We read about the effect of the war on the youth in France, World War II and La guerre d’Algérie, the girl in the black-and-white photo and her place in the world, feminism, sexuality, the digital revolution, and color TV, most popular books and pop songs, the way girls dressed up and dreamed, existentialism, Ernaux’s marriage and maternity, September 11, her father’s death, her cancer, her career, love, the evolution of morality, communists, Arabs in France and immigration, banlieu de Paris, et cetera.
Between what happens in the world and what happens to her, there is no point of convergence. They are two parallel series: one abstract, all information no sooner received than forgotten, the other all static shots.

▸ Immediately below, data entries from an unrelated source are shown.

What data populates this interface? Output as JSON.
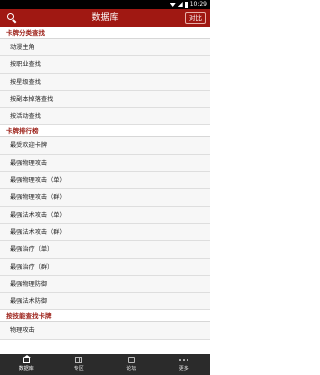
{
  "status_bar": {
    "time": "10:29"
  },
  "app_bar": {
    "title": "数据库",
    "compare_label": "对比"
  },
  "sections": [
    {
      "title": "卡牌分类查找",
      "items": [
        "动漫主角",
        "按职业查找",
        "按星级查找",
        "按副本掉落查找",
        "按活动查找"
      ]
    },
    {
      "title": "卡牌排行榜",
      "items": [
        "最受欢迎卡牌",
        "最强物理攻击",
        "最强物理攻击（单）",
        "最强物理攻击（群）",
        "最强法术攻击（单）",
        "最强法术攻击（群）",
        "最强治疗（单）",
        "最强治疗（群）",
        "最强物理防御",
        "最强法术防御"
      ]
    },
    {
      "title": "按技能查找卡牌",
      "items": [
        "物理攻击"
      ]
    }
  ],
  "tab_bar": {
    "tabs": [
      {
        "label": "数据库",
        "icon": "home-icon"
      },
      {
        "label": "专区",
        "icon": "book-icon"
      },
      {
        "label": "论坛",
        "icon": "chat-icon"
      },
      {
        "label": "更多",
        "icon": "more-icon"
      }
    ]
  },
  "colors": {
    "accent": "#a01812",
    "section_text": "#9b1d15",
    "tab_bar": "#2b2b2b"
  }
}
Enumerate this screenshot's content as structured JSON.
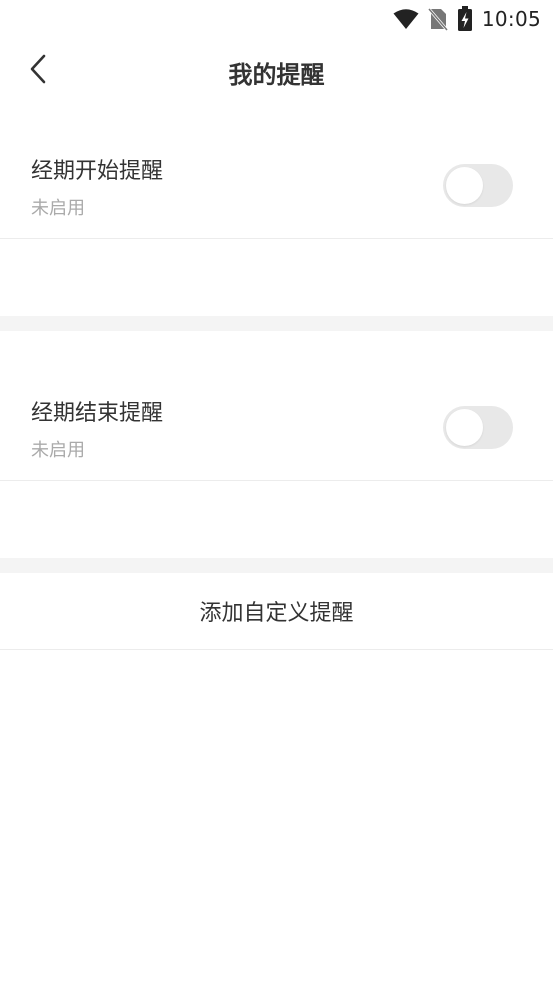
{
  "status_bar": {
    "time": "10:05",
    "icons": [
      "wifi-icon",
      "no-sim-icon",
      "battery-charging-icon"
    ]
  },
  "header": {
    "back_icon": "chevron-left-icon",
    "title": "我的提醒"
  },
  "reminders": [
    {
      "title": "经期开始提醒",
      "status": "未启用",
      "enabled": false
    },
    {
      "title": "经期结束提醒",
      "status": "未启用",
      "enabled": false
    }
  ],
  "add_custom": {
    "label": "添加自定义提醒"
  },
  "colors": {
    "background": "#ffffff",
    "separator": "#f4f4f4",
    "divider": "#ececec",
    "toggle_off": "#e8e8e8",
    "text_primary": "#333333",
    "text_secondary": "#aaaaaa"
  }
}
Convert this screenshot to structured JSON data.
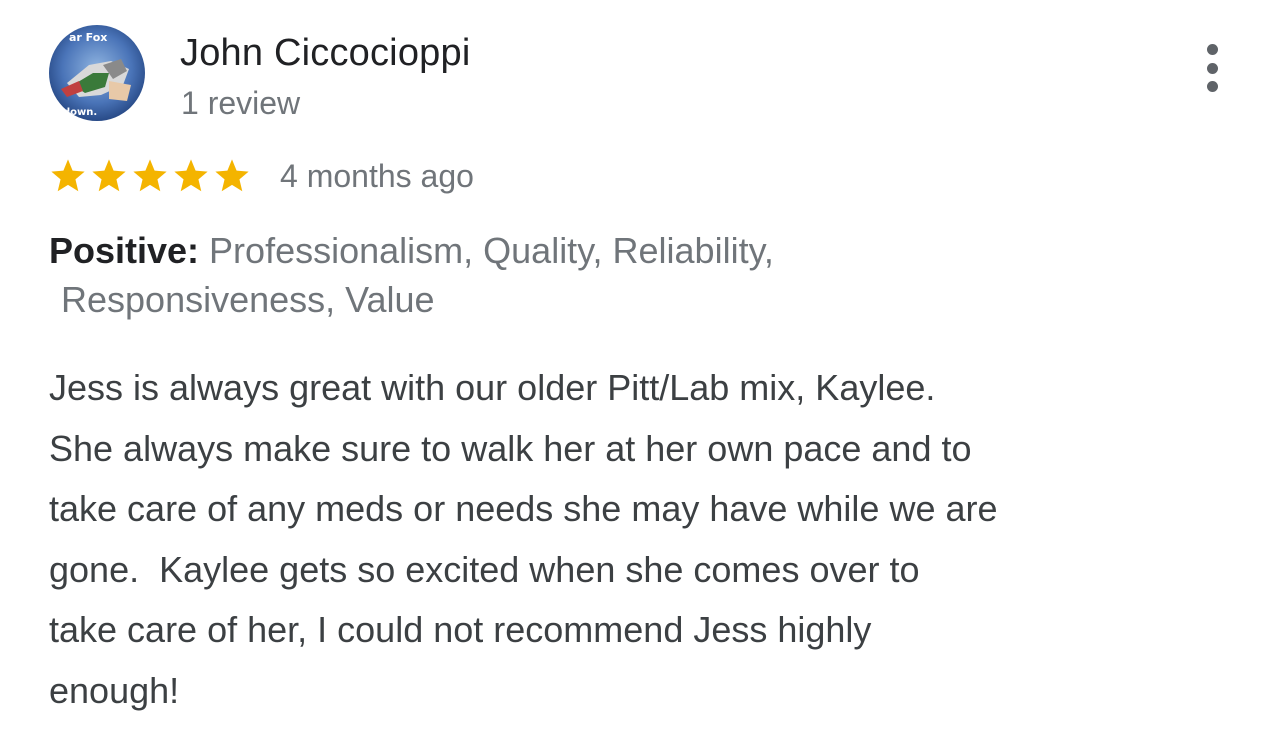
{
  "reviewer": {
    "name": "John Ciccocioppi",
    "review_count": "1 review",
    "avatar_icon": "reviewer-avatar-photo",
    "avatar_text_top": "ar Fox",
    "avatar_text_bottom": "down."
  },
  "menu": {
    "icon": "more-vert-icon"
  },
  "rating": {
    "stars": 5,
    "max_stars": 5,
    "star_color": "#f4b400",
    "time_ago": "4 months ago"
  },
  "attributes": {
    "label": "Positive:",
    "values_line1": " Professionalism, Quality, Reliability,",
    "values_line2": "Responsiveness, Value"
  },
  "review": {
    "lines": [
      "Jess is always great with our older Pitt/Lab mix, Kaylee.",
      "She always make sure to walk her at her own pace and to",
      "take care of any meds or needs she may have while we are",
      "gone.  Kaylee gets so excited when she comes over to",
      "take care of her, I could not recommend Jess highly",
      "enough!"
    ]
  }
}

Is it possible to grasp the true sense of a life lived, through a backward glance at static shots that remain in one’s memory? Kafka says, “We photograph things in order to drive them out of our minds. My stories are a way of shutting my eyes.” Ernaux doesn’t write to not be forgotten. She doesn’t write for some continuation after her death. For her, images disappear, so she has no other option than to write to capture those moments on the verge of disappearing. She writes to bring to life those static shots, trapped in the passage of time, for the future generations. The little girl in the black-and-white photo can be any other little girl. And the picture of her late sister at six represents all dead children of those years, because “[t]here were dead children in every family.” This is how the particular becomes universal and one’s tragedy transforms into human tragedy.
Since her first memoir, The Place (1983), Ernaux has been writing the story of her life, and with each book, she has gone deeper and deeper to the core of these events. In the process, she has revolutionized the art of memoir by removing the sentimentality out of her voice. Annie Ernaux, largely translated in Europe, is less known in the United States, maybe because the American publishing industry is less interested in little, intimate memoirs. The French language by nature is lyrical and full of music. Translating Ernaux, with her particular “unpoetic” voice, doesn’t seem to be an easy task. But Alison L. Strayer, faithful to Ernaux’s intention, has kept the book’s authentic color and rhythm, the un-poetry of the text, but also its poetic undertone.
Even if you haven’t lived in the same decades, even if you have never set foot in France, you still might be moved, bouleversé by an unexplainable melancholy. Your own memories are mixed with images of a world you don’t know, and yet it seems so familiar: a world that is banal, yet still legendary. Insignificant and still mythological. It is a meta-nostalgia if we use scientific definition. Like a model of nostalgia that might fit everyone and anyone. In a sense, the actual reading of the book starts at the end, in the last few pages where she explains her true intention: “By retrieving the memory of collective memory in an individual memory, she [Ernaux] will capture the lived dimension of History.” And the last sentence: “Save something from the time where we will never be again.”